Examples of Rhythm and Motion
Repetition at Work

I’ve included here some magnificent examples of rhythm and motion in the garden. By providing examples of how to use repetition to create dynamic and notable garden designs, I hope you will easily grasp how you can use this principle of repetition in your home garden.

To review the basics of rhythm and motion in the garden be sure to visit the Rhythm and Motion in Garden Design page.

Examples of Rhythm and Motion: Repetition_25

Pay close attention to the various uses of repetition that help create the illusion of motion in these gardens. These examples of rhythm and motion in the garden should demonstrate how easily repetition can be used to create a strong sense of motion.

I think you will easily see that the principles demonstrated in these examples of rhythm and motion apply to any garden style.

Notice how dynamic every one of these gardens is! Not a single static note in any of them!

Examples of Rhythm and Motion:

Repeated Line and Color are the backbone of this tulip garden. Note the sweeping movement of your eye as you follow the curved line of this garden.


Repeated Line and Shape create a sense of rhythm and movement in this monochromatic garden scheme.

This is another of the examples of rhythm and motion that demonstrates how these key principles of repetition, rhythm and motion apply to any garden space. Don’t you just want to follow that path and see where it goes?


Here is an English Perennial Garden built upon both repeated line and texture.

The sweep of the path to the manor house, the ascending heights of the perennials used as the repeated curved line of the garden itself sweeps toward the house, and the progressive advance of repeated texture, which starts as small leaves toward the forefront of the photo and progresses to the larger leaved specimen at the rear of the garden, all work together to create an example of strong rhythm and motion.


The Oriental-themed garden below also has a very strong sense of rhythm and motion introduced primarily by the use of repeated line.

The staggered stepping stones and the line of bamboo lead the eye back toward a covered porch.

The rhythmic lines of the oriental sculpture toward the front of the photo give an additional vertical twist to the sense of rhythm and motion in this garden.
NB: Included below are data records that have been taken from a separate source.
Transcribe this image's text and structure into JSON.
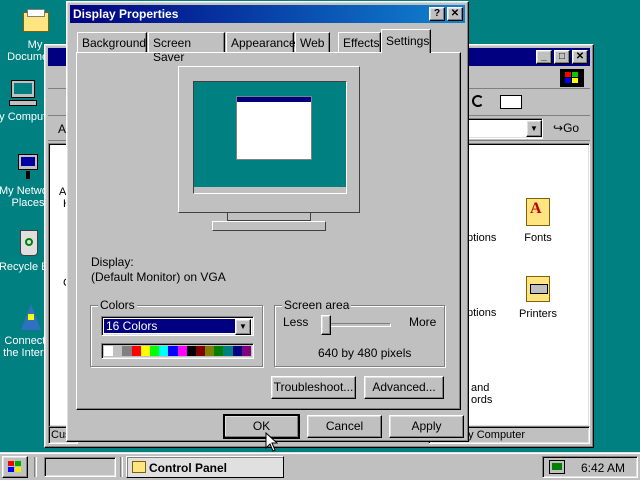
{
  "desktop": {
    "icons": [
      {
        "label": "My Documents",
        "icon": "folder-icon"
      },
      {
        "label": "My Computer",
        "icon": "computer-icon"
      },
      {
        "label": "My Network Places",
        "icon": "network-icon"
      },
      {
        "label": "Recycle Bin",
        "icon": "recycle-bin-icon"
      },
      {
        "label": "Connect to the Internet",
        "icon": "internet-connect-icon"
      }
    ]
  },
  "control_panel": {
    "visible_labels": {
      "addr_fragment": "A",
      "left_fragment_1": "Ac",
      "left_fragment_2": "H",
      "left_fragment_3": "C",
      "status_left": "Cus",
      "status_right": "My Computer",
      "go": "Go"
    },
    "items": [
      {
        "label": "Fonts",
        "icon": "fonts-icon"
      },
      {
        "label": "Printers",
        "icon": "printers-icon"
      }
    ],
    "partial_items": [
      "ptions",
      "ptions",
      "and",
      "ords"
    ]
  },
  "dialog": {
    "title": "Display Properties",
    "tabs": [
      "Background",
      "Screen Saver",
      "Appearance",
      "Web",
      "Effects",
      "Settings"
    ],
    "active_tab": "Settings",
    "display_label": "Display:",
    "display_value": "(Default Monitor) on VGA",
    "colors": {
      "group_label": "Colors",
      "selected": "16 Colors",
      "palette": [
        "#ffffff",
        "#c0c0c0",
        "#808080",
        "#ff0000",
        "#ffff00",
        "#00ff00",
        "#00ffff",
        "#0000ff",
        "#ff00ff",
        "#000000",
        "#800000",
        "#808000",
        "#008000",
        "#008080",
        "#000080",
        "#800080"
      ]
    },
    "screen_area": {
      "group_label": "Screen area",
      "less": "Less",
      "more": "More",
      "value_text": "640 by 480 pixels",
      "slider_level": 0
    },
    "buttons": {
      "troubleshoot": "Troubleshoot...",
      "advanced": "Advanced...",
      "ok": "OK",
      "cancel": "Cancel",
      "apply": "Apply",
      "help": "?",
      "close": "✕"
    }
  },
  "taskbar": {
    "task_label": "Control Panel",
    "clock": "6:42 AM"
  }
}
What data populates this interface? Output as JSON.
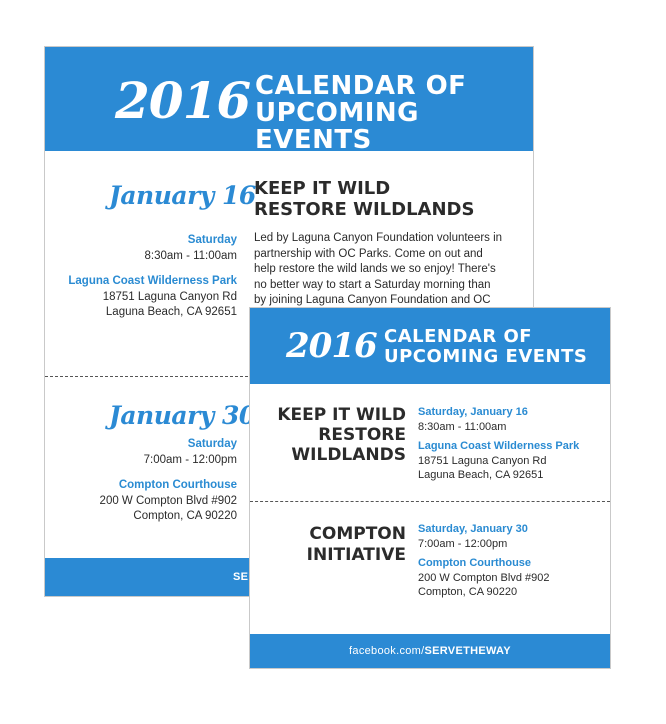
{
  "back_card": {
    "header": {
      "year": "2016",
      "title_line1": "CALENDAR OF",
      "title_line2": "UPCOMING EVENTS"
    },
    "event1": {
      "date": "January 16",
      "title_line1": "KEEP IT WILD",
      "title_line2": "RESTORE WILDLANDS",
      "day": "Saturday",
      "time": "8:30am - 11:00am",
      "venue": "Laguna Coast Wilderness Park",
      "address1": "18751 Laguna Canyon Rd",
      "address2": "Laguna Beach, CA 92651",
      "description": "Led by Laguna Canyon Foundation volunteers in partnership with OC Parks. Come on out and help restore the wild lands we so enjoy! There's no better way to start a Saturday morning than by joining Laguna Canyon Foundation and OC Parks staff in an invigorating project of"
    },
    "event2": {
      "date": "January 30",
      "day": "Saturday",
      "time": "7:00am - 12:00pm",
      "venue": "Compton Courthouse",
      "address1": "200 W Compton Blvd #902",
      "address2": "Compton, CA 90220"
    },
    "footer_partial": "SERVE"
  },
  "front_card": {
    "header": {
      "year": "2016",
      "title_line1": "CALENDAR OF",
      "title_line2": "UPCOMING EVENTS"
    },
    "event1": {
      "title_line1": "KEEP IT WILD",
      "title_line2": "RESTORE",
      "title_line3": "WILDLANDS",
      "date": "Saturday, January 16",
      "time": "8:30am - 11:00am",
      "venue": "Laguna Coast Wilderness Park",
      "address1": "18751 Laguna Canyon Rd",
      "address2": "Laguna Beach, CA 92651"
    },
    "event2": {
      "title_line1": "COMPTON",
      "title_line2": "INITIATIVE",
      "date": "Saturday, January 30",
      "time": "7:00am - 12:00pm",
      "venue": "Compton Courthouse",
      "address1": "200 W Compton Blvd #902",
      "address2": "Compton, CA 90220"
    },
    "footer": {
      "prefix": "facebook.com/",
      "handle": "SERVETHEWAY"
    }
  },
  "colors": {
    "accent_blue": "#2b8ad4",
    "text_dark": "#2b2b2b"
  }
}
A residential garden gets a real boost to the sense of rhythm and motion through the use of repeated diagonal line, texture and color.

Rhythm and Motion Flickr Karen Zig Zag

The zig-zagged cement patio, the triangular-shaped garden bed, and the diagonal line of the wood planter at the rear of this garden all add a real pizzazz to the very small space.

Repeated vertical lines in the garden sculpture and the forms and textures of the garden plants lend an additional sense of rhythm to the space.

Repeated color at the front of the garden echoes the line of the triangular spaces in the garden. And finally, in the bamboo fencing, repeated vertical lines reinforce the vertical elements.

What an exciting treatment of such a diminutive space!


Last, but not least, is a garden space created for the Sandringham Flower Show in the United Kingdom.

Every element of this garden repeats a form, a texture, or a color.

The circle-shaped patio in the center has its own rhythm and motion apart from the rest of the garden, but this theme is dramatically repeated by the use of deep purple coral bells. Vertical lines are repeated throughout the garden in the form of grass-like plantings, which repeat the purple-blue colors of the walls.


These gardens dramatically characterize the spectacular effects which can be achieved when introducing the concepts of rhythm and motion into your garden.

Good design takes advantage of these rhythmic variations, and in the process guarantees an active and dynamic garden experience.